The baby industry in the United States is, not surprisingly, a multi-million dollar industry, and I have made my small contribution to this in recent months as the process of nesting in my home has intensified. I went online to try and figure out the essentials for preparing a home for the arrival of this bundle of joy, and lo and behold, everything is presented to me as an essential. Positive reviews raved, “I couldn’t live without this!” “A must-have for every new mom!” “I wish I had this with my first child!” We are a country obsessed with our things and all the good we believe they will do for us. It’s hard not to get sucked in, to not believe all the hype about the newest developmental toy that will surely launch my child straight into Harvard.
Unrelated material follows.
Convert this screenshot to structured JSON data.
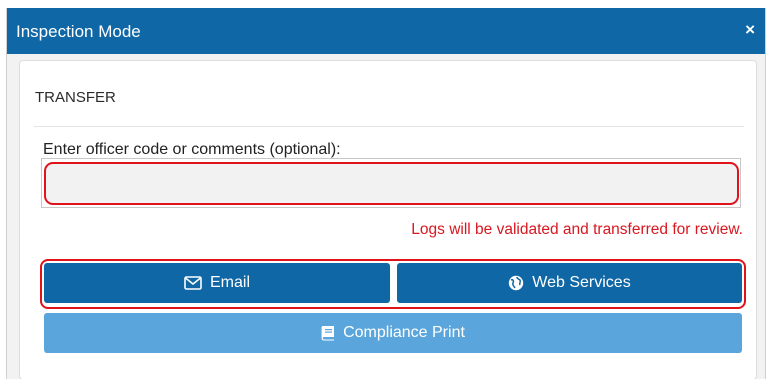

I am grateful for every gift and gadget that our generous friends have given to us. I truly am. I am grateful to be able to afford extras of certain items so that I am not doing endless laundry just because I’ve refused to buy more than one of anything. I am grateful for the first-world luxuries and conveniences afforded to me and my baby, which will hopefully give me one more minute here and there of precious sleep. I understand that living – surviving – as a mother in the 21st century here in Los Angeles, CA is vastly different than living as a mother in a small, quiet village in a developing country.
But I remain unconvinced that my baby actually needs everything the Los Angeles marketplace has to offer her. Amazon.com is endless but her needs are not. I personally certainly do not remember the way my nursery was decorated when I was a wee one, three, six months old. (Was it even decorated at all?) I remember the one little brown towel that I wanted more than any other item in my toy box. And I remember surviving and moving on with life when even that most precious security blanket got lost on a family vacation. I think I turned out ok.
I want my baby to grow up in a home marked by simplicity and contentment with the things we have. Freedom from the need to keep up with the Joneses. I want her to learn about the world such that she is able to distinguish between a first-world problem and a third-world problem at a young age, both externally and internally. She may be raised in Los Angeles, but I don’t want Los Angeles to raise her. I want her to understand that we live in a rather privileged pocket of a very broken world, to know that what God gives to us is meant not to be boasted in, but to be shared. The ads, the peer pressure, the internal insecurities, they will come at her from all angles. But how I pray for a life of joyful freedom for her and for our home. So free me first, God. Free me too.